It takes balls to unveil such a personal creation to the world.
Your creation is being exposed in HD, on stage naked with a crowd full of savvy skeptics.
This dreadful thought is one of the driving forces behind analysis paralysis. The design has to be just right before it is granted permission to come out of hiding.
An alternative perspective is the fact that there is beauty in the imperfections. You should release your art the way it ends up without a care. A few stitches might be a little zigzagged on a t-shirt or the text could be slightly misaligned. These defects could actually give your item a more organic look.
I believe in both The Perfectionist and The Perfectly Imperfect Picasso.
If something is perfect in your eyes. It is PERFECT.
I find beauty in the blemishes while also seeking surgically precise perfection.
To me, there are no absolutes and there are no rules. It’s amazing to have the freedom to create anything you want from an idea in your head.
You own your vision.
The logo started out fairly simple and it evolved from there. The early versions are vastly different from the final proof.
The process of progressive improvement was analysis paralysis. In this case, it was necessary to prolong the end result because I had a vision that had to come to fruition.
I edited the logo a little bit each day. Changing the words, fonts, sizes, and overall aesthetics of the image. After countless hours, 32 days and 32 revisions, the logo you see here was born.
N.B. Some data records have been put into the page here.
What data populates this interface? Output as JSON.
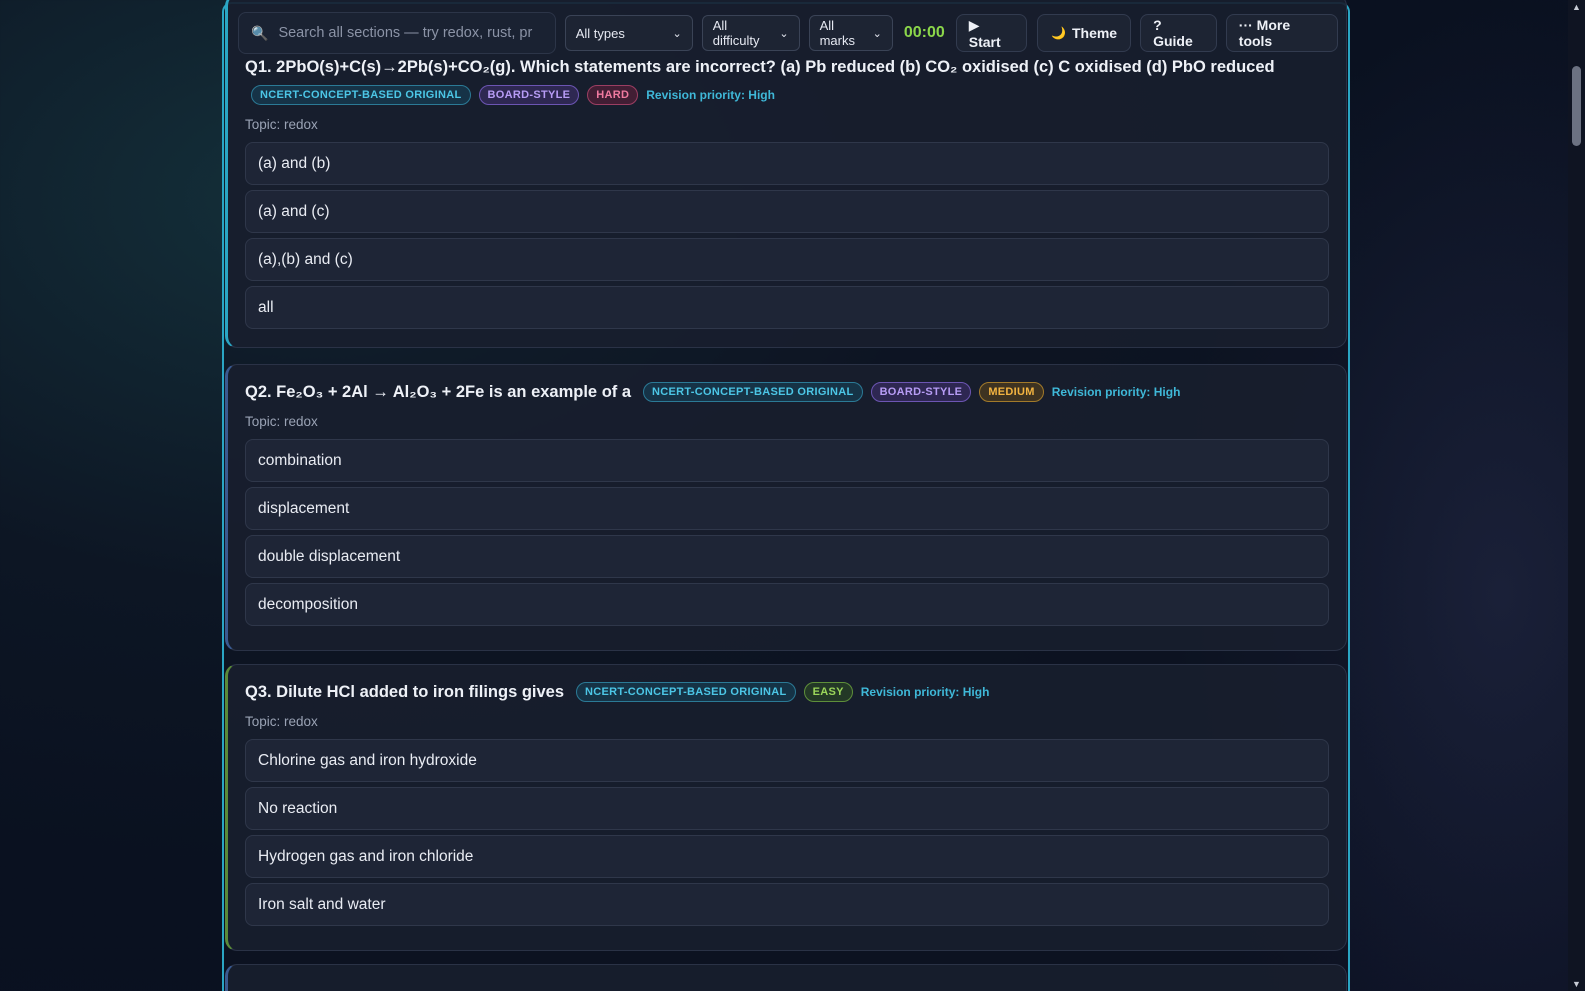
{
  "toolbar": {
    "search_placeholder": "Search all sections — try redox, rust, pr",
    "filter_types": "All types",
    "filter_difficulty": "All difficulty",
    "filter_marks": "All marks",
    "timer": "00:00",
    "start_label": "▶ Start",
    "theme_label": "Theme",
    "guide_label": "? Guide",
    "more_label": "··· More tools"
  },
  "icons": {
    "search": "🔍",
    "theme": "🌙",
    "chevron": "⌄"
  },
  "questions": [
    {
      "title": "Q1. 2PbO(s)+C(s)→2Pb(s)+CO₂(g). Which statements are incorrect? (a) Pb reduced (b) CO₂ oxidised (c) C oxidised (d) PbO reduced",
      "badges": [
        "NCERT-CONCEPT-BASED ORIGINAL",
        "BOARD-STYLE",
        "HARD"
      ],
      "priority": "Revision priority: High",
      "topic": "Topic: redox",
      "options": [
        "(a) and (b)",
        "(a) and (c)",
        "(a),(b) and (c)",
        "all"
      ]
    },
    {
      "title": "Q2. Fe₂O₃ + 2Al → Al₂O₃ + 2Fe is an example of a",
      "badges": [
        "NCERT-CONCEPT-BASED ORIGINAL",
        "BOARD-STYLE",
        "MEDIUM"
      ],
      "priority": "Revision priority: High",
      "topic": "Topic: redox",
      "options": [
        "combination",
        "displacement",
        "double displacement",
        "decomposition"
      ]
    },
    {
      "title": "Q3. Dilute HCl added to iron filings gives",
      "badges": [
        "NCERT-CONCEPT-BASED ORIGINAL",
        "EASY"
      ],
      "priority": "Revision priority: High",
      "topic": "Topic: redox",
      "options": [
        "Chlorine gas and iron hydroxide",
        "No reaction",
        "Hydrogen gas and iron chloride",
        "Iron salt and water"
      ]
    }
  ],
  "colors": {
    "accent": "#2aa6c4",
    "timer": "#8bd64a"
  }
}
The final product is my take on vintage style branding.
This is one of our flagship logos that will migrate its way on to various articles of clothing and accessories at www.recarsi.com